Catabolite repressors are potent antimutagens in Escherichia coli plate incorporation assays: experiments with glucose, glucose-6-phosphate and methyl-alpha-D-glucopyranoside
Ambrose, M and MacPhee, DG, Catabolite repressors are potent antimutagens in Escherichia coli plate incorporation assays: experiments with glucose, glucose-6-phosphate and methyl-alpha-D-glucopyranoside, Mutation Research, 398, (1-2) pp. 175-82. ISSN 0027-5107 (1998) [Refereed Article]

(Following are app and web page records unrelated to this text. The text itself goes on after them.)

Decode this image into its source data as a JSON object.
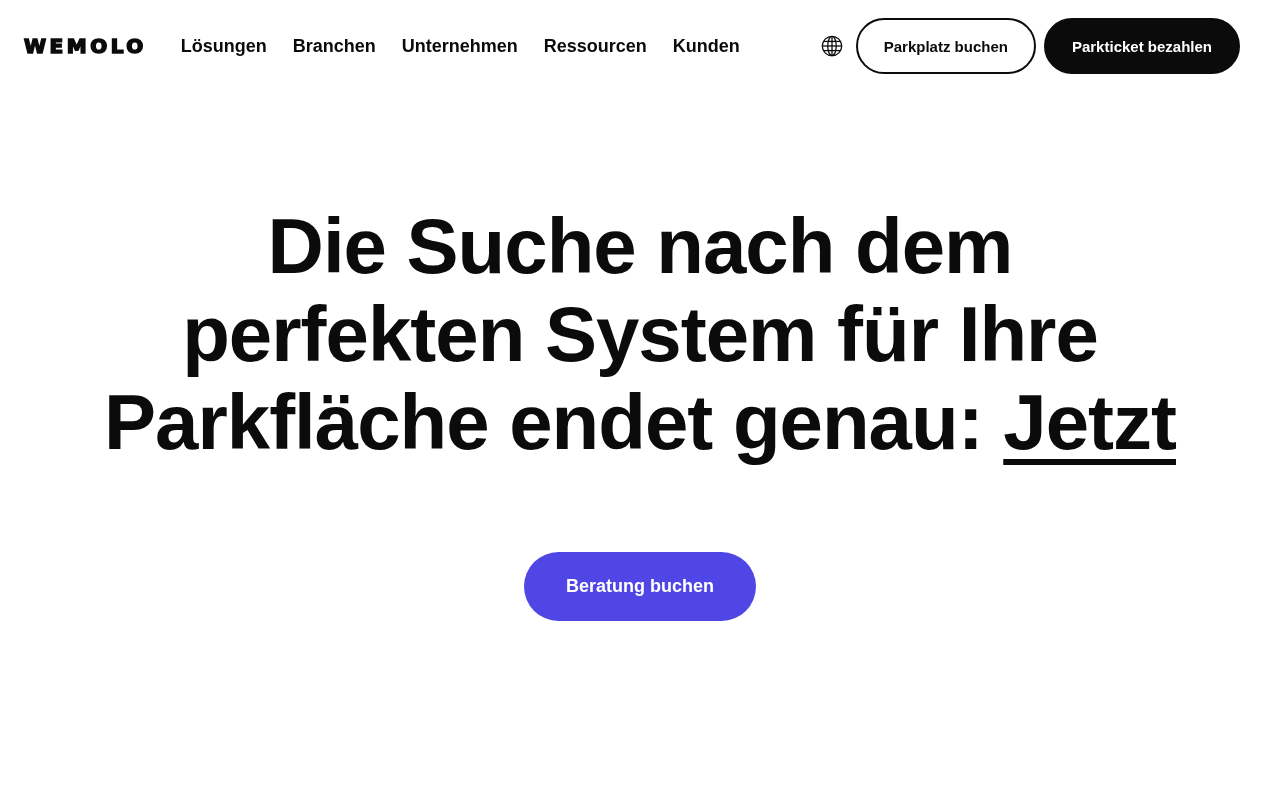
{
  "header": {
    "logo": "WEMOLO",
    "nav": [
      "Lösungen",
      "Branchen",
      "Unternehmen",
      "Ressourcen",
      "Kunden"
    ],
    "buttons": [
      {
        "label": "Parkplatz buchen",
        "kind": "outline"
      },
      {
        "label": "Parkticket bezahlen",
        "kind": "filled"
      }
    ]
  },
  "hero": {
    "headline": "Die Suche nach dem perfekten System für Ihre Parkfläche endet genau:",
    "headline_link": "Jetzt",
    "cta": "Beratung buchen"
  }
}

Having previously found that the yields of spontaneous valine-resistant (Val(r)) Escherichia coli mutants which appeared on plates containing 40 microg/ml of valine were always much lower when glucose was present in the glycerol-containing defined medium normally used to select them, we now sought to determine whether or not the global regulatory mechanism known as catabolite repression (formerly also called glucose repression) might be involved. We therefore tested glucose (the archetypal catabolite repressor), glycerol (a non catabolite-repressing substrate), glucose-6-phosphate (G6P, an exceptionally powerful catabolite repressor) and methyl-alpha-D-glucopyranoside (alphaMG, a strongly catabolite-repressing but non-utilisable glucose analogue), as potential inhibitors of spontaneous mutagenesis in plate incorporation assays, using three distinct mutation detection systems. We found that the numbers of spontaneous Val(r) and Lac+ mutations appearing on the selective plates tended to be highest when the medium contained only a non-repressing primary carbon source (glycerol in the Val(s) --> Val(r) system, lactose in the Lac- --> Lac+ system) and lowest when it had been supplemented with a strongly catabolite-repressing compound such as alphaMG, G6P or glucose. These results would seem to establish that catabolite repression is an important factor in determining the outcome of the spontaneous mutation generation process in E. coli and hence that the numbers of spontaneous mutations which can be expected to arise in any given set of mutation assay conditions may often be dependent upon the levels of catabolite repression which prevail during the course of the assay. The implications of these results for conventional plate-incorporation mutation assays are discussed.
SOS repair, Escherichia coli, catabolite repression